* Data records

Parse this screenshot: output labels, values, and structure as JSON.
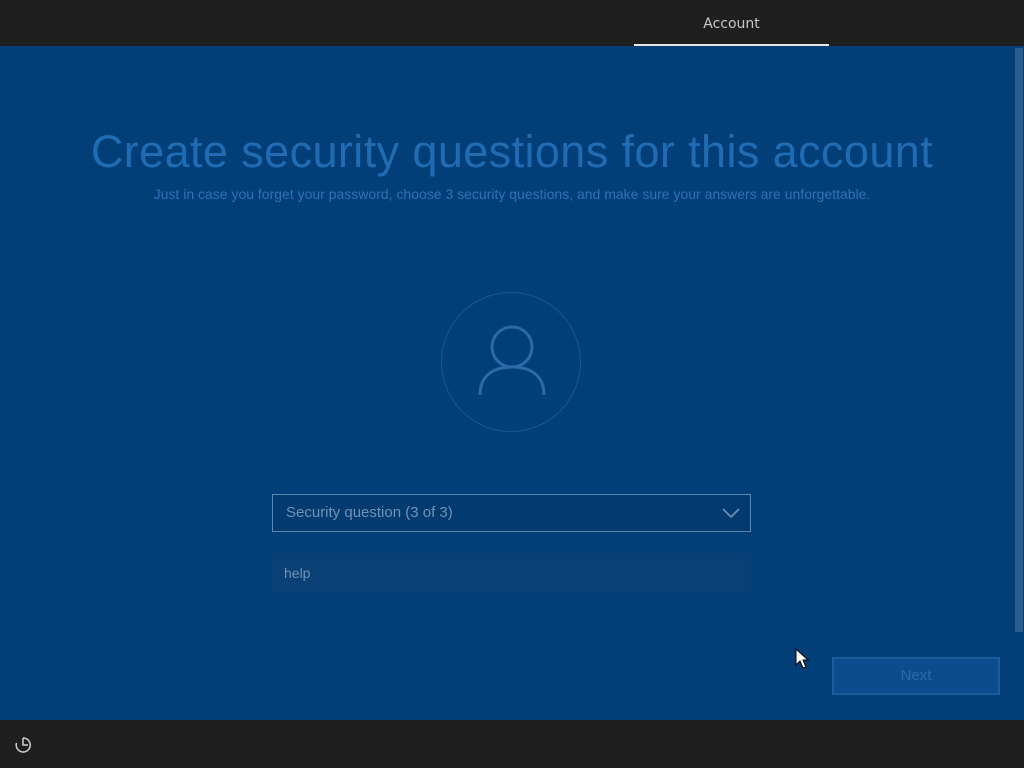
{
  "header": {
    "active_tab_label": "Account"
  },
  "main": {
    "title": "Create security questions for this account",
    "subtitle": "Just in case you forget your password, choose 3 security questions, and make sure your answers are unforgettable.",
    "avatar_icon": "person-icon",
    "security_question_dropdown": {
      "selected_label": "Security question (3 of 3)",
      "chevron_icon": "chevron-down-icon"
    },
    "answer_field": {
      "value": "help"
    },
    "next_button_label": "Next"
  },
  "footer": {
    "accessibility_icon": "accessibility-icon"
  },
  "colors": {
    "page_background": "#023e78",
    "bar_background": "#1f1f1f",
    "title_color": "#1f6cb3"
  }
}
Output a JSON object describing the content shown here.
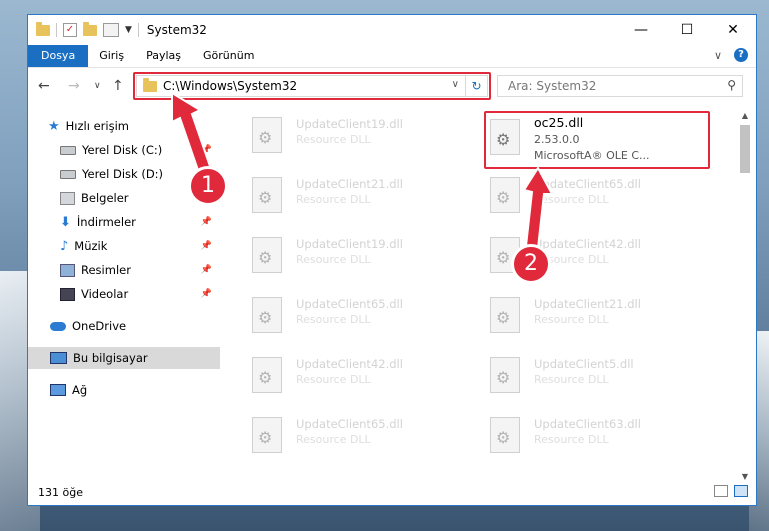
{
  "window": {
    "title": "System32"
  },
  "ribbon": {
    "tabs": [
      "Dosya",
      "Giriş",
      "Paylaş",
      "Görünüm"
    ]
  },
  "nav": {
    "address": "C:\\Windows\\System32",
    "search_placeholder": "Ara: System32"
  },
  "sidebar": {
    "items": [
      {
        "label": "Hızlı erişim"
      },
      {
        "label": "Yerel Disk (C:)"
      },
      {
        "label": "Yerel Disk (D:)"
      },
      {
        "label": "Belgeler"
      },
      {
        "label": "İndirmeler"
      },
      {
        "label": "Müzik"
      },
      {
        "label": "Resimler"
      },
      {
        "label": "Videolar"
      },
      {
        "label": "OneDrive"
      },
      {
        "label": "Bu bilgisayar"
      },
      {
        "label": "Ağ"
      }
    ]
  },
  "files": {
    "left": [
      {
        "name": "UpdateClient19.dll",
        "desc": "Resource DLL"
      },
      {
        "name": "UpdateClient21.dll",
        "desc": "Resource DLL"
      },
      {
        "name": "UpdateClient19.dll",
        "desc": "Resource DLL"
      },
      {
        "name": "UpdateClient65.dll",
        "desc": "Resource DLL"
      },
      {
        "name": "UpdateClient42.dll",
        "desc": "Resource DLL"
      },
      {
        "name": "UpdateClient65.dll",
        "desc": "Resource DLL"
      }
    ],
    "highlight": {
      "name": "oc25.dll",
      "version": "2.53.0.0",
      "company": "MicrosoftA® OLE C..."
    },
    "right": [
      {
        "name": "UpdateClient65.dll",
        "desc": "Resource DLL"
      },
      {
        "name": "UpdateClient42.dll",
        "desc": "Resource DLL"
      },
      {
        "name": "UpdateClient21.dll",
        "desc": "Resource DLL"
      },
      {
        "name": "UpdateClient5.dll",
        "desc": "Resource DLL"
      },
      {
        "name": "UpdateClient63.dll",
        "desc": "Resource DLL"
      }
    ]
  },
  "status": {
    "count": "131 öğe"
  },
  "annotations": {
    "badge1": "1",
    "badge2": "2"
  },
  "colors": {
    "accent": "#1a6fc2",
    "highlight": "#e0293a"
  }
}
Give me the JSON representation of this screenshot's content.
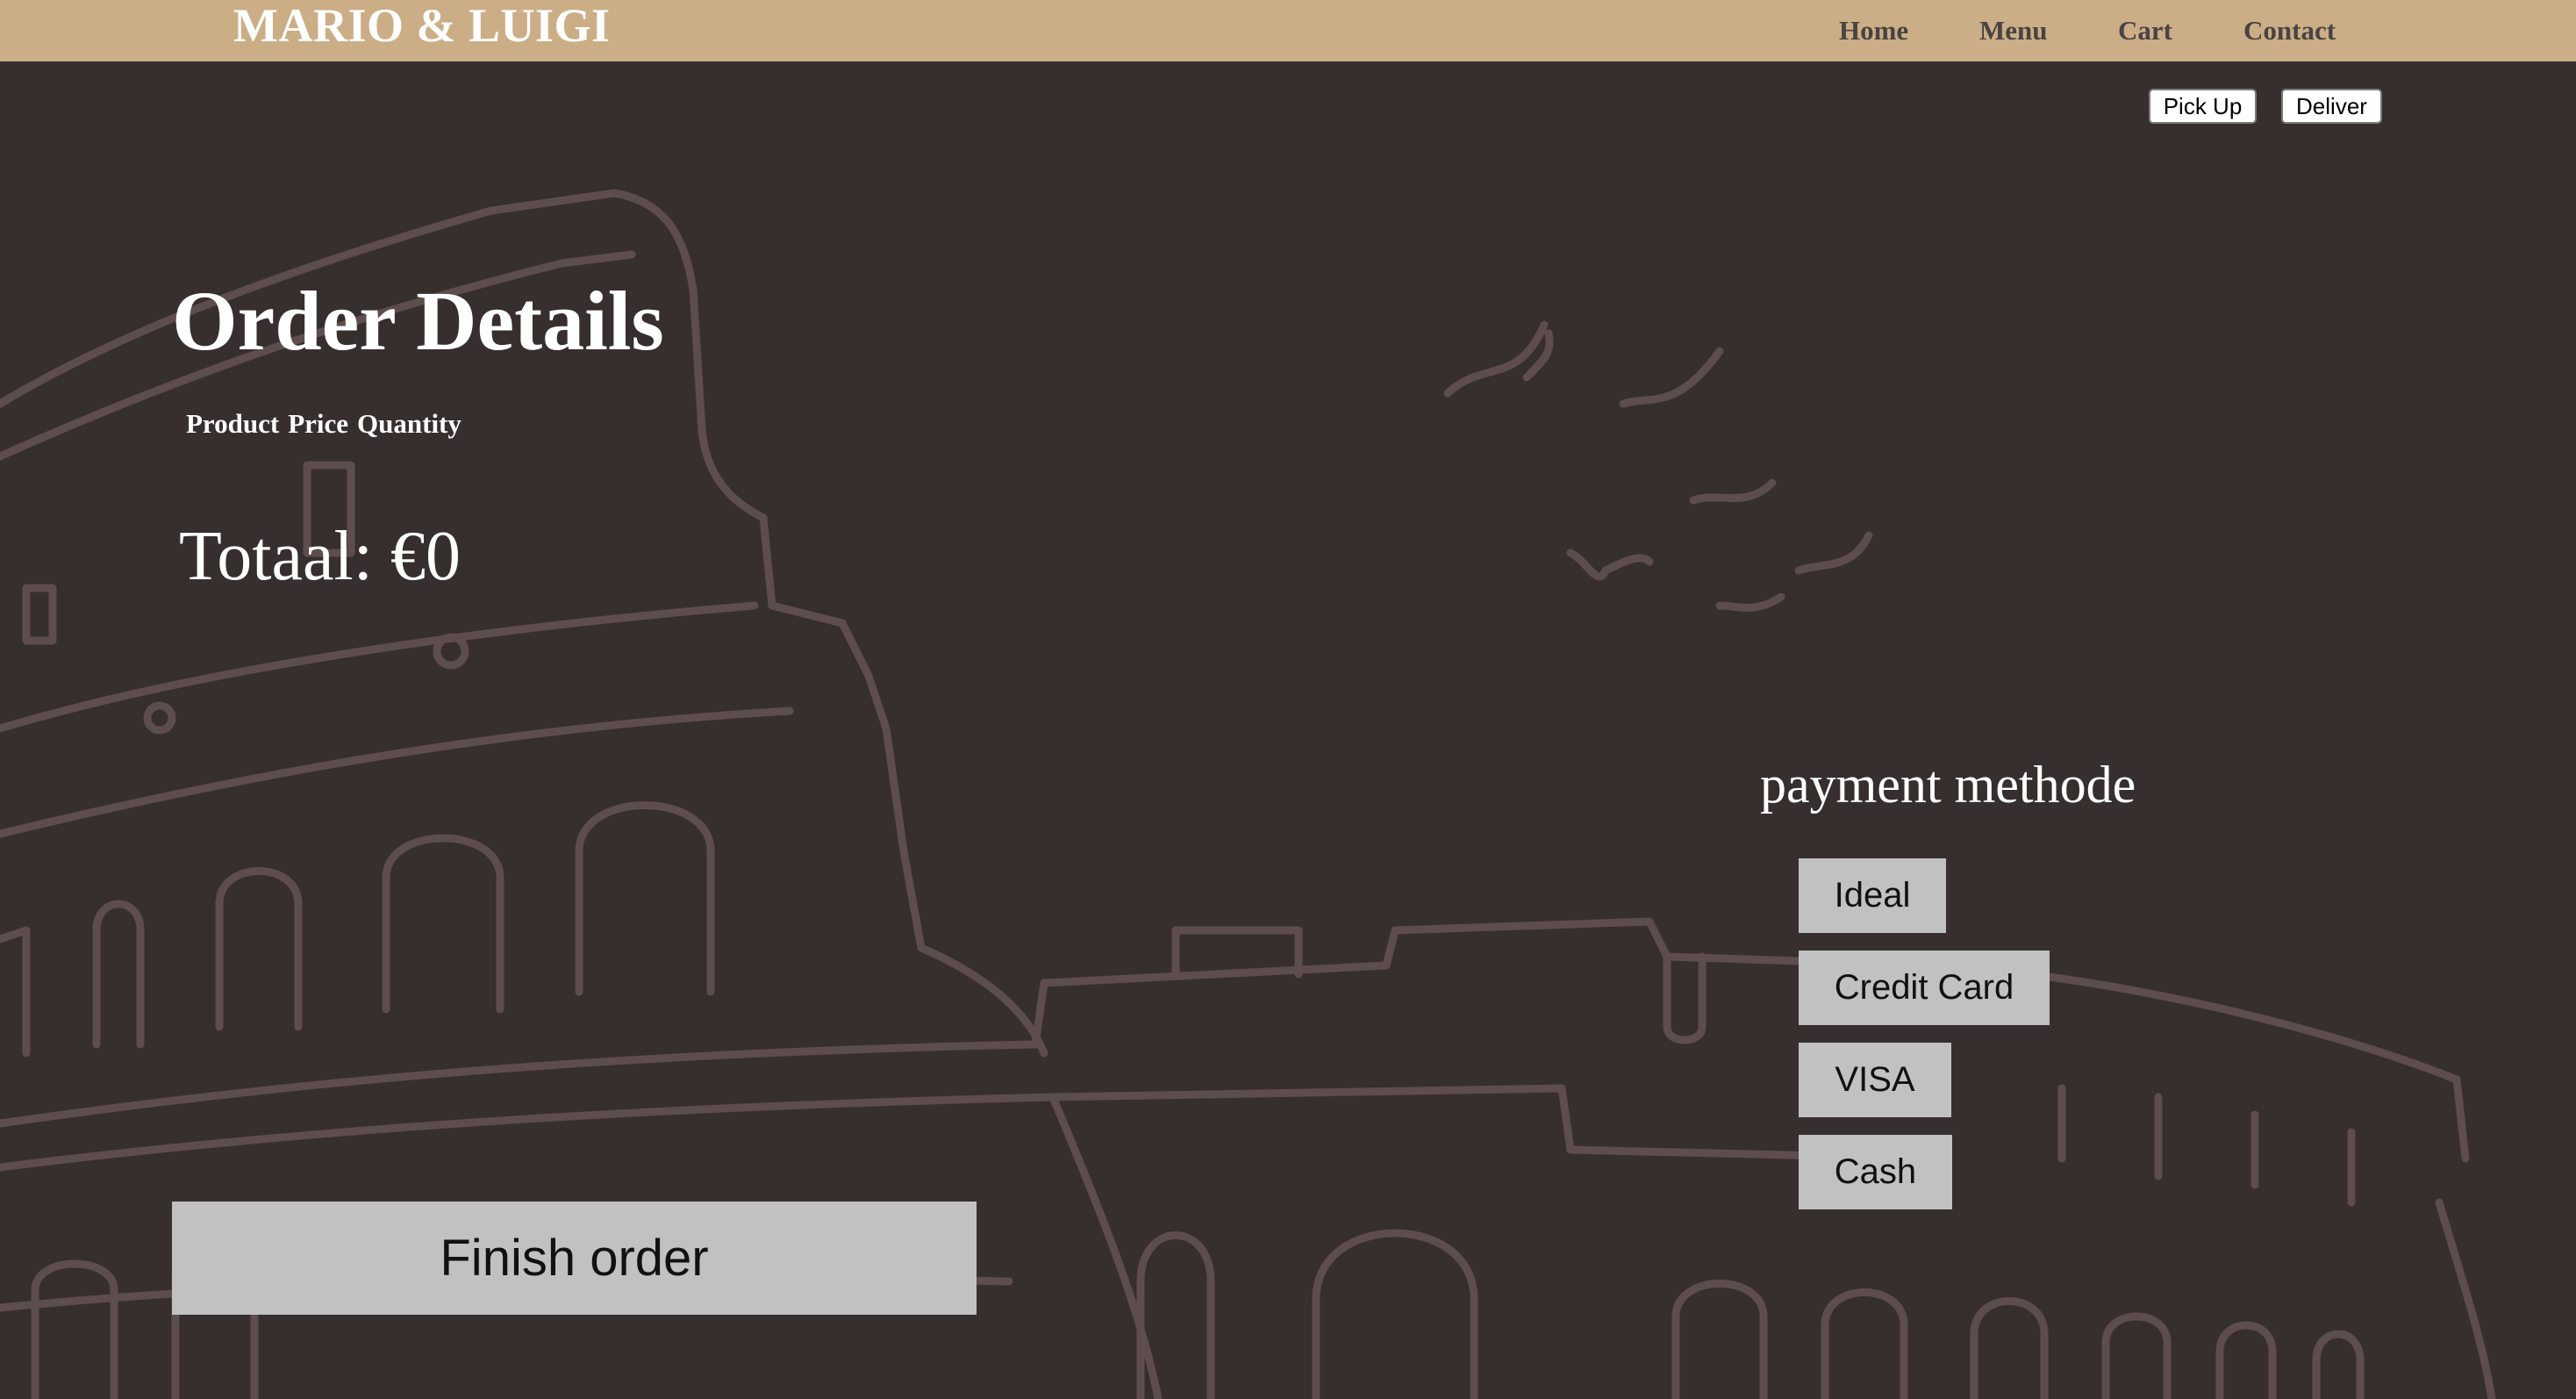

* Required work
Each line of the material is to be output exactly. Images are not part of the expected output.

* Solution for this task
Parse this screenshot: output labels, values, and structure as JSON.
{
  "header": {
    "active_tab_label": "Account"
  },
  "main": {
    "title": "Create security questions for this account",
    "subtitle": "Just in case you forget your password, choose 3 security questions, and make sure your answers are unforgettable.",
    "avatar_icon": "person-icon",
    "security_question_dropdown": {
      "selected_label": "Security question (3 of 3)",
      "chevron_icon": "chevron-down-icon"
    },
    "answer_field": {
      "value": "help"
    },
    "next_button_label": "Next"
  },
  "footer": {
    "accessibility_icon": "accessibility-icon"
  },
  "colors": {
    "page_background": "#023e78",
    "bar_background": "#1f1f1f",
    "title_color": "#1f6cb3"
  }
}
Output a JSON object describing the content shown here.
{
  "window": {
    "title": "System32"
  },
  "ribbon": {
    "tabs": [
      "Dosya",
      "Giriş",
      "Paylaş",
      "Görünüm"
    ]
  },
  "nav": {
    "address": "C:\\Windows\\System32",
    "search_placeholder": "Ara: System32"
  },
  "sidebar": {
    "items": [
      {
        "label": "Hızlı erişim"
      },
      {
        "label": "Yerel Disk (C:)"
      },
      {
        "label": "Yerel Disk (D:)"
      },
      {
        "label": "Belgeler"
      },
      {
        "label": "İndirmeler"
      },
      {
        "label": "Müzik"
      },
      {
        "label": "Resimler"
      },
      {
        "label": "Videolar"
      },
      {
        "label": "OneDrive"
      },
      {
        "label": "Bu bilgisayar"
      },
      {
        "label": "Ağ"
      }
    ]
  },
  "files": {
    "left": [
      {
        "name": "UpdateClient19.dll",
        "desc": "Resource DLL"
      },
      {
        "name": "UpdateClient21.dll",
        "desc": "Resource DLL"
      },
      {
        "name": "UpdateClient19.dll",
        "desc": "Resource DLL"
      },
      {
        "name": "UpdateClient65.dll",
        "desc": "Resource DLL"
      },
      {
        "name": "UpdateClient42.dll",
        "desc": "Resource DLL"
      },
      {
        "name": "UpdateClient65.dll",
        "desc": "Resource DLL"
      }
    ],
    "highlight": {
      "name": "oc25.dll",
      "version": "2.53.0.0",
      "company": "MicrosoftA® OLE C..."
    },
    "right": [
      {
        "name": "UpdateClient65.dll",
        "desc": "Resource DLL"
      },
      {
        "name": "UpdateClient42.dll",
        "desc": "Resource DLL"
      },
      {
        "name": "UpdateClient21.dll",
        "desc": "Resource DLL"
      },
      {
        "name": "UpdateClient5.dll",
        "desc": "Resource DLL"
      },
      {
        "name": "UpdateClient63.dll",
        "desc": "Resource DLL"
      }
    ]
  },
  "status": {
    "count": "131 öğe"
  },
  "annotations": {
    "badge1": "1",
    "badge2": "2"
  },
  "colors": {
    "accent": "#1a6fc2",
    "highlight": "#e0293a"
  }
}
Give me the JSON representation of this screenshot's content.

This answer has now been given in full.